In 2019, 22% of Nebraska graduates met all four benchmarks, same as 2018, and 40% of Nebraska graduates met no benchmarks, up from 39% in 2018.


A student takes a practice ACT exam at Millard South High School. Nebraska is one of 15 states that test all public school students.

The nonprofit testing organization reported a continued slight decline in college readiness nationwide. Officials noted longer-term downward trends in math and English.

Nationally, the percentages of graduates meeting math and English benchmarks are the lowest in 15 years, the organization said.

However, readiness among students who took the recommended four years of English and three years each of math, science and social studies has stayed steady in math and English over the past five years, even as the national averages went down.

“As we’ve been pointing out for many years, taking the right courses in high school dramatically increases a student’s likelihood to be ready for success when they graduate,” said ACT chief executive officer Marten Roorda.

The nation’s Asian American students have improved their readiness over the past five years. This year, 62% of Asian test-takers met at least three of the four benchmarks, unchanged from the past two years but up from 59% in 2015, the organization reported.

Nebraska is one of 15 states that test all public school students.

The state’s composite score of 20 was down from 20.1 in 2018, but still placed among the highest in that group.

The top possible score is a 36.

Nebraska tied Ohio for third among the 15. Utah and Wisconsin led the group at 20.3. Nevada was last with 17.9.

The Archdiocese of Omaha reported a 24.8 composite average for its schools. Subgroup scores were: Hispanic students, 23.3; black students, 20.5; Asian students, 26.9; and American Indian students, 21.1.

In Iowa, where just 66% of graduates took the ACT, the composite average was 21.6.

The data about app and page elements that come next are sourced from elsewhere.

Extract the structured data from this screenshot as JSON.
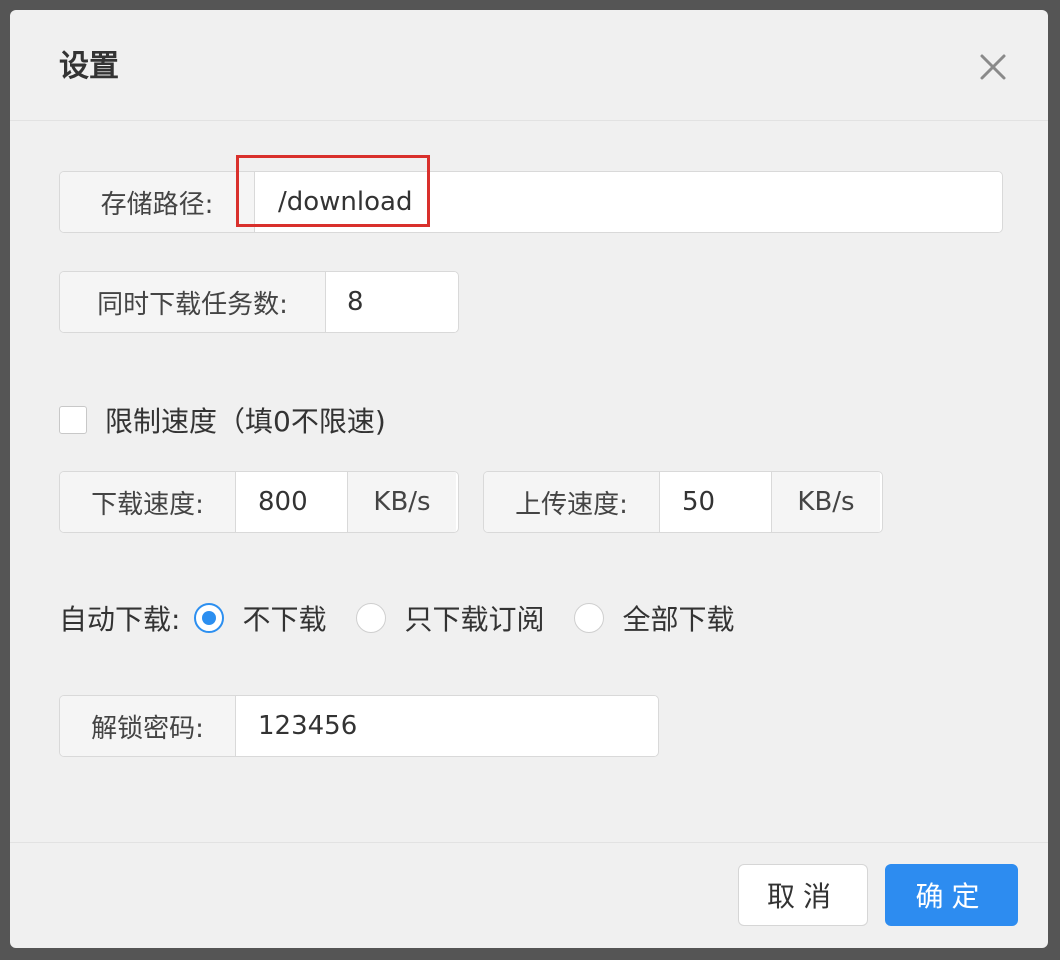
{
  "dialog": {
    "title": "设置",
    "close_icon": "close-icon"
  },
  "storage": {
    "label": "存储路径:",
    "value": "/download"
  },
  "concurrent": {
    "label": "同时下载任务数:",
    "value": "8"
  },
  "limit_speed": {
    "label": "限制速度（填0不限速)",
    "checked": false
  },
  "download_speed": {
    "label": "下载速度:",
    "value": "800",
    "unit": "KB/s"
  },
  "upload_speed": {
    "label": "上传速度:",
    "value": "50",
    "unit": "KB/s"
  },
  "auto_download": {
    "label": "自动下载:",
    "options": [
      {
        "label": "不下载",
        "checked": true
      },
      {
        "label": "只下载订阅",
        "checked": false
      },
      {
        "label": "全部下载",
        "checked": false
      }
    ]
  },
  "unlock": {
    "label": "解锁密码:",
    "value": "123456"
  },
  "footer": {
    "cancel_label": "取消",
    "ok_label": "确定"
  },
  "colors": {
    "primary": "#2d8cf0",
    "highlight": "#d9302c"
  }
}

Nationally, an estimated 52% of graduates took the ACT with an average composite score of 20.7.

Omaha-area high schools ranked by 2019 ACT scores

Omaha-area high schools ranked by 2019 ACT scores